From the day that Sher Sháh was established on the throne, no man dared to breathe in opposition to him; nor did any one raise the standard of contumacy or rebellion against him; nor was any heart-tormenting thorn produced in the garden of his kingdom; nor was there any of his nobles or soldiery, or a thief or a robber, who dared to direct the eye of dishonesty to the property of another; nor did any theft or robbery ever occur in his dominions. Travellers and wayfarers, during the time of Sher Sháh's reign, were relieved from the trouble of keeping watch; nor did they fear to halt even in the midst of a desert. They encamped at night at every place, desert or inhabited, without fear; they placed their goods and property on the plain, and turned out their mules to graze, and themselves slept with minds at ease and free from care, as if in their own house; and the zamíndárs, for fear any mischief should occur to the travellers, and that they should suffer or be arrested on account of it, kept watch over them. And in the time of Sher Sháh's rule, a decrepit old woman might place a basket full of gold ornaments on her head and go on a journey, and no thief or robber would come near her, for fear of the punishments which Sher Sháh inflicted. “Such a shadow spread over the world, that a decrepit person feared not a Rustam.” During his time, all quarrelling, disputing, fighting, and turmoil, which is the nature of the Afgháns, was altogether quieted and put a stop to throughout the countries of Roh and of Hindustán. Sher Sháh, in wisdom and experience, was a second Haidar.

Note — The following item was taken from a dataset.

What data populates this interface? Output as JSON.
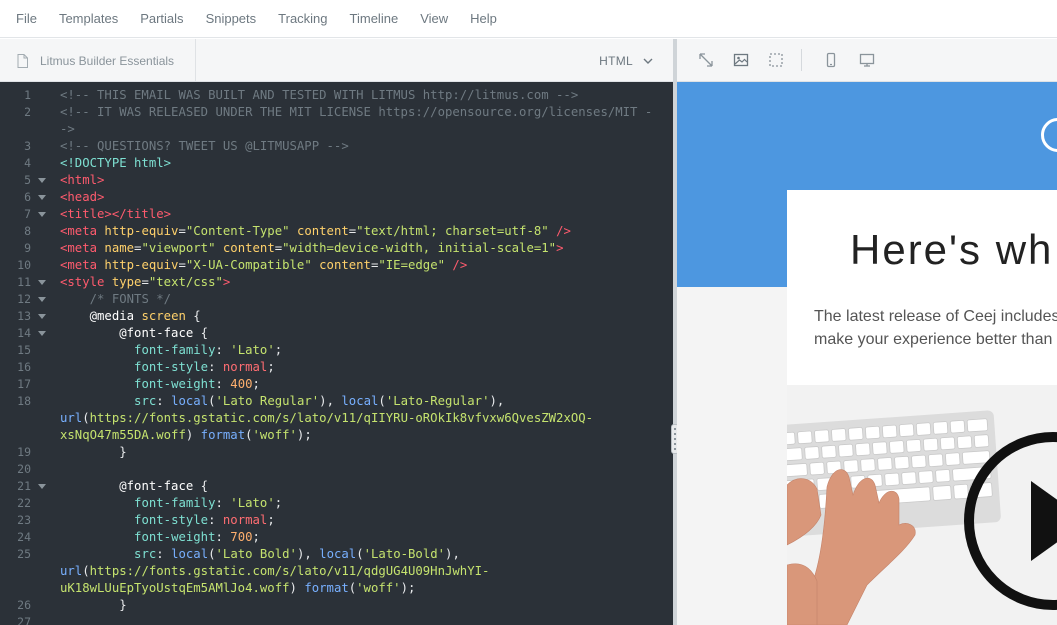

In a very short period he gained the dominion of the country, and provided for the safety of the highways, the administration of the Government, and the happiness of the soldiery and people. God is a discerner of righteousness!